Items from an interface collection:
++++++++++

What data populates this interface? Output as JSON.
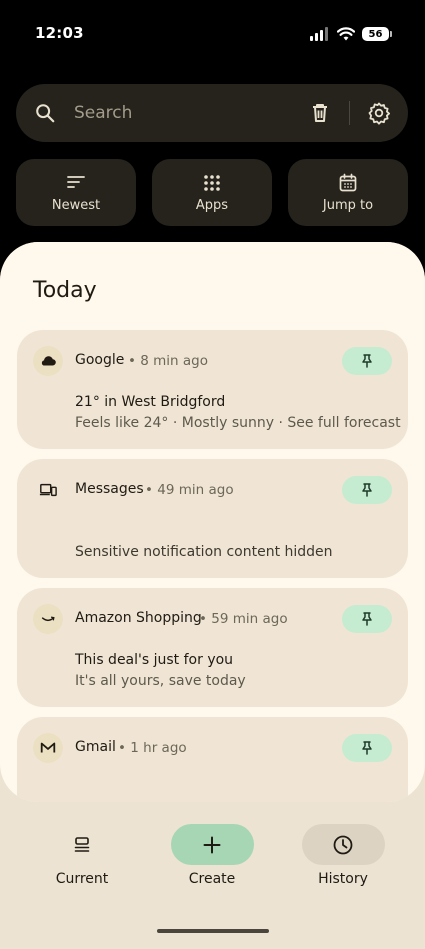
{
  "status_bar": {
    "time": "12:03",
    "battery": "56"
  },
  "search": {
    "placeholder": "Search"
  },
  "chips": [
    {
      "label": "Newest",
      "icon": "sort-icon"
    },
    {
      "label": "Apps",
      "icon": "apps-grid-icon"
    },
    {
      "label": "Jump to",
      "icon": "calendar-icon"
    }
  ],
  "section_title": "Today",
  "notifications": [
    {
      "app": "Google",
      "time": "8 min ago",
      "line1": "21° in West Bridgford",
      "line2": "Feels like 24° · Mostly sunny · See full forecast",
      "icon": "cloud-icon"
    },
    {
      "app": "Messages",
      "time": "49 min ago",
      "line1": "",
      "line2": "Sensitive notification content hidden",
      "icon": "devices-icon"
    },
    {
      "app": "Amazon Shopping",
      "time": "59 min ago",
      "line1": "This deal's just for you",
      "line2": "It's all yours, save today",
      "icon": "amazon-smile-icon"
    },
    {
      "app": "Gmail",
      "time": "1 hr ago",
      "line1": "",
      "line2": "",
      "icon": "gmail-icon"
    }
  ],
  "bottom_nav": [
    {
      "label": "Current",
      "icon": "stack-icon",
      "active": false
    },
    {
      "label": "Create",
      "icon": "plus-icon",
      "active": true
    },
    {
      "label": "History",
      "icon": "clock-icon",
      "active": false
    }
  ],
  "colors": {
    "background_dark": "#000000",
    "surface_dark": "#25231c",
    "panel": "#fff8ec",
    "card": "#f0e5d4",
    "pin_green": "#c5ecd0",
    "create_green": "#a7d6b4",
    "history_pill": "#ddd3c2"
  }
}
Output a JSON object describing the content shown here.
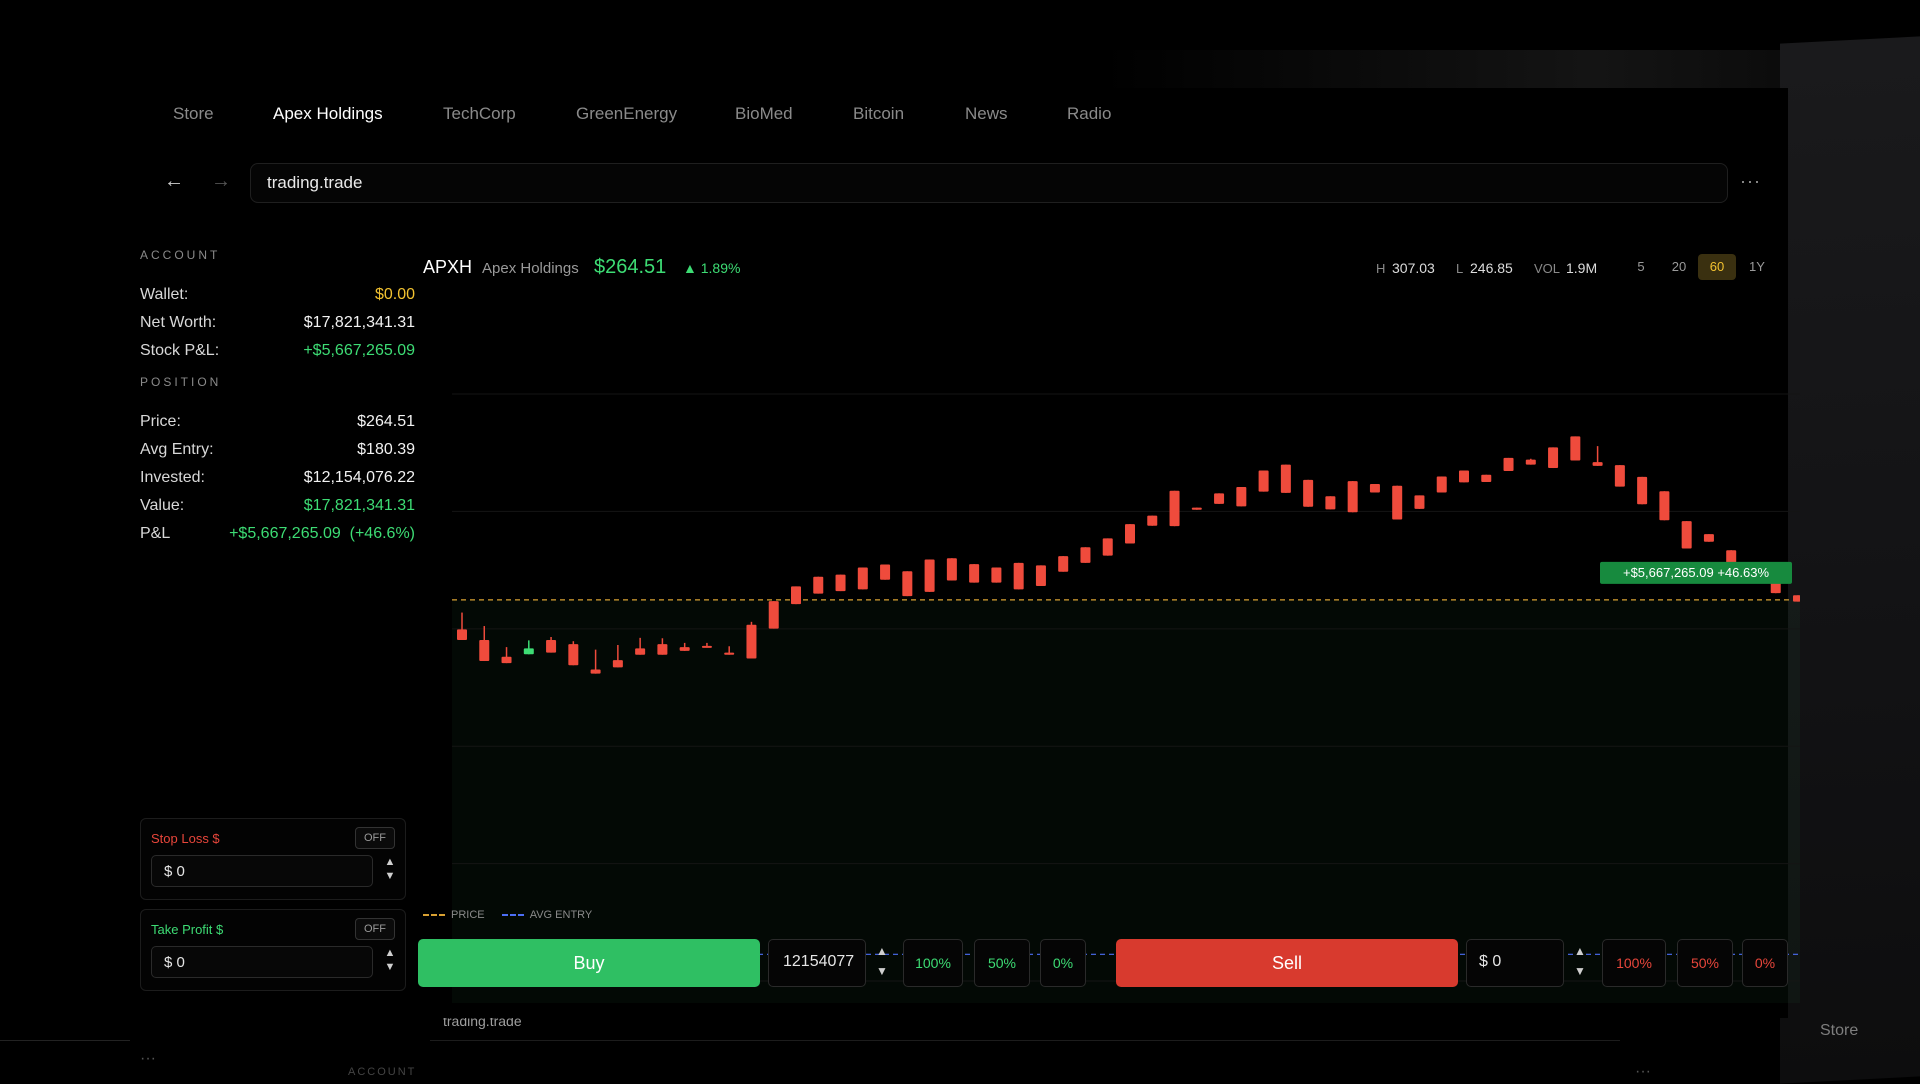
{
  "tabs": [
    "Store",
    "Apex Holdings",
    "TechCorp",
    "GreenEnergy",
    "BioMed",
    "Bitcoin",
    "News",
    "Radio"
  ],
  "active_tab": "Apex Holdings",
  "nav": {
    "back": "←",
    "forward": "→",
    "url": "trading.trade",
    "more": "···"
  },
  "account": {
    "label": "ACCOUNT",
    "wallet_label": "Wallet:",
    "wallet": "$0.00",
    "networth_label": "Net Worth:",
    "networth": "$17,821,341.31",
    "pnl_label": "Stock P&L:",
    "pnl": "+$5,667,265.09"
  },
  "position": {
    "label": "POSITION",
    "price_label": "Price:",
    "price": "$264.51",
    "avg_label": "Avg Entry:",
    "avg": "$180.39",
    "invested_label": "Invested:",
    "invested": "$12,154,076.22",
    "value_label": "Value:",
    "value": "$17,821,341.31",
    "pnl_label": "P&L",
    "pnl": "+$5,667,265.09  (+46.6%)"
  },
  "stop_loss": {
    "title": "Stop Loss $",
    "toggle": "OFF",
    "value": "$ 0"
  },
  "take_profit": {
    "title": "Take Profit $",
    "toggle": "OFF",
    "value": "$ 0"
  },
  "header": {
    "ticker": "APXH",
    "company": "Apex Holdings",
    "price": "$264.51",
    "change": "▲ 1.89%",
    "h_label": "H",
    "h_value": "307.03",
    "l_label": "L",
    "l_value": "246.85",
    "vol_label": "VOL",
    "vol_value": "1.9M",
    "ranges": [
      "5",
      "20",
      "60",
      "1Y"
    ],
    "active_range": "60"
  },
  "legend": {
    "price": "PRICE",
    "avg_entry": "AVG ENTRY"
  },
  "trade": {
    "buy_label": "Buy",
    "buy_qty": "12154077",
    "buy_pcts": [
      "100%",
      "50%",
      "0%"
    ],
    "sell_label": "Sell",
    "sell_amount": "$ 0",
    "sell_pcts": [
      "100%",
      "50%",
      "0%"
    ]
  },
  "background": {
    "url": "trading.trade",
    "account": "ACCOUNT",
    "store": "Store",
    "dots": "···"
  },
  "colors": {
    "up": "#3ddc74",
    "down": "#ef4b3c",
    "price_line": "#d9a132",
    "avg_line": "#4c6ef5",
    "price_tag": "#f2c230",
    "avg_tag": "#4c6ef5"
  },
  "chart_data": {
    "type": "candlestick",
    "y_ticks": [
      "313.37",
      "285.51",
      "257.64",
      "229.78",
      "201.92",
      "174.06"
    ],
    "ylim": [
      174.06,
      313.37
    ],
    "current_price": 264.51,
    "current_price_label": "264.51",
    "avg_entry": 180.39,
    "avg_entry_label": "180.39",
    "pnl_tag": "+$5,667,265.09 +46.63%",
    "candles": [
      [
        257.5,
        261.5,
        258.2,
        255
      ],
      [
        255,
        258.3,
        251.4,
        250
      ],
      [
        251,
        253.3,
        250.5,
        249.5
      ],
      [
        251.6,
        254.9,
        254.1,
        253
      ],
      [
        255,
        255.7,
        252.6,
        252
      ],
      [
        254,
        254.7,
        250.5,
        249
      ],
      [
        248,
        252.7,
        251.5,
        247
      ],
      [
        250.2,
        253.8,
        253.5,
        248.5
      ],
      [
        253,
        255.5,
        253.5,
        251.5
      ],
      [
        254,
        255.4,
        254.1,
        251.5
      ],
      [
        253.3,
        254.3,
        253.6,
        252.4
      ],
      [
        253.6,
        254.3,
        253.7,
        253.4
      ],
      [
        252,
        253.5,
        253.6,
        251.5
      ],
      [
        258.6,
        259.3,
        251.6,
        250.6
      ],
      [
        264.2,
        259.5,
        258.8,
        257.7
      ],
      [
        267.7,
        264.6,
        263.5,
        263.5
      ],
      [
        270,
        267.5,
        268,
        266
      ],
      [
        270.5,
        268.4,
        267.5,
        266.6
      ],
      [
        272.2,
        268.3,
        268.8,
        267
      ],
      [
        272.9,
        269.9,
        270.7,
        269.3
      ],
      [
        271.3,
        267.8,
        266.5,
        265.4
      ],
      [
        274.1,
        268.6,
        267.4,
        266.4
      ],
      [
        274.4,
        271.3,
        269.2,
        269.1
      ],
      [
        273,
        271.1,
        269.2,
        268.6
      ],
      [
        272.2,
        269.2,
        271,
        268.6
      ],
      [
        273.3,
        267.4,
        269.2,
        267
      ],
      [
        272.7,
        268.7,
        270,
        267.8
      ],
      [
        274.9,
        272.4,
        276.1,
        271.2
      ],
      [
        277,
        274.5,
        275.2,
        273.3
      ],
      [
        279.1,
        276.8,
        278.1,
        275
      ],
      [
        282.5,
        278.7,
        281,
        277.9
      ],
      [
        284.5,
        282.8,
        283.6,
        282.1
      ],
      [
        290.4,
        283.2,
        285.1,
        282
      ],
      [
        286.4,
        286.1,
        286.6,
        285.9
      ],
      [
        289.8,
        287.9,
        288,
        287.3
      ],
      [
        291.3,
        287.1,
        292.2,
        286.7
      ],
      [
        295.2,
        291.4,
        291.2,
        290.2
      ],
      [
        296.6,
        290.5,
        293.2,
        289.9
      ],
      [
        293,
        290.2,
        288.7,
        286.6
      ],
      [
        289.1,
        287.1,
        287.5,
        286
      ],
      [
        292.7,
        286.1,
        286.3,
        285.3
      ],
      [
        292,
        290.9,
        291.4,
        290
      ],
      [
        291.6,
        284.1,
        289.4,
        283.6
      ],
      [
        289.3,
        286.6,
        288.5,
        286.1
      ],
      [
        293.8,
        290.7,
        291.6,
        290
      ],
      [
        295.2,
        293,
        292.8,
        292.4
      ],
      [
        294.2,
        293,
        293.2,
        292.5
      ],
      [
        298.2,
        295.9,
        295.1,
        295.1
      ],
      [
        297.8,
        298,
        302.3,
        296.6
      ],
      [
        300.7,
        296.5,
        299.6,
        295.8
      ],
      [
        303.3,
        297.9,
        299.4,
        297.6
      ],
      [
        297.2,
        301,
        303.7,
        296.3
      ],
      [
        296.5,
        292.8,
        296.9,
        291.4
      ],
      [
        293.7,
        288.2,
        291.9,
        287.2
      ],
      [
        290.3,
        285.1,
        286.9,
        283.4
      ],
      [
        283.2,
        278.6,
        280.4,
        276.7
      ],
      [
        280.1,
        279.4,
        279.5,
        278.3
      ],
      [
        276.3,
        275.6,
        272.1,
        271.1
      ],
      [
        273.5,
        271.1,
        271.3,
        270.1
      ],
      [
        272.3,
        269.5,
        267.2,
        266.1
      ],
      [
        265.6,
        262.6,
        265.9,
        264.1
      ]
    ]
  }
}
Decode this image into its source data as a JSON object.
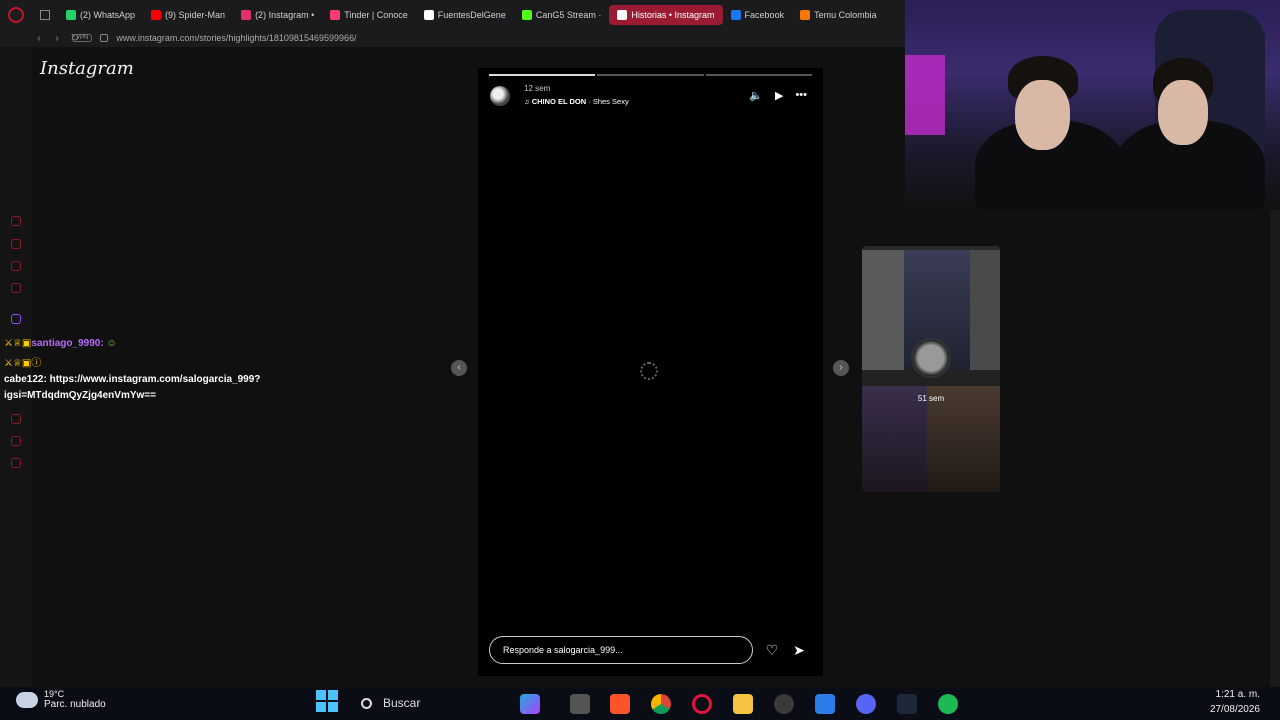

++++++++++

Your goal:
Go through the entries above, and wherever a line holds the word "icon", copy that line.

Exercise answer:
      "icon": "sort-icon"
      "icon": "apps-grid-icon"
      "icon": "calendar-icon"
      "icon": "cloud-icon"
      "icon": "devices-icon"
      "icon": "amazon-smile-icon"
      "icon": "gmail-icon"
      "icon": "stack-icon",
      "icon": "plus-icon",
      "icon": "clock-icon",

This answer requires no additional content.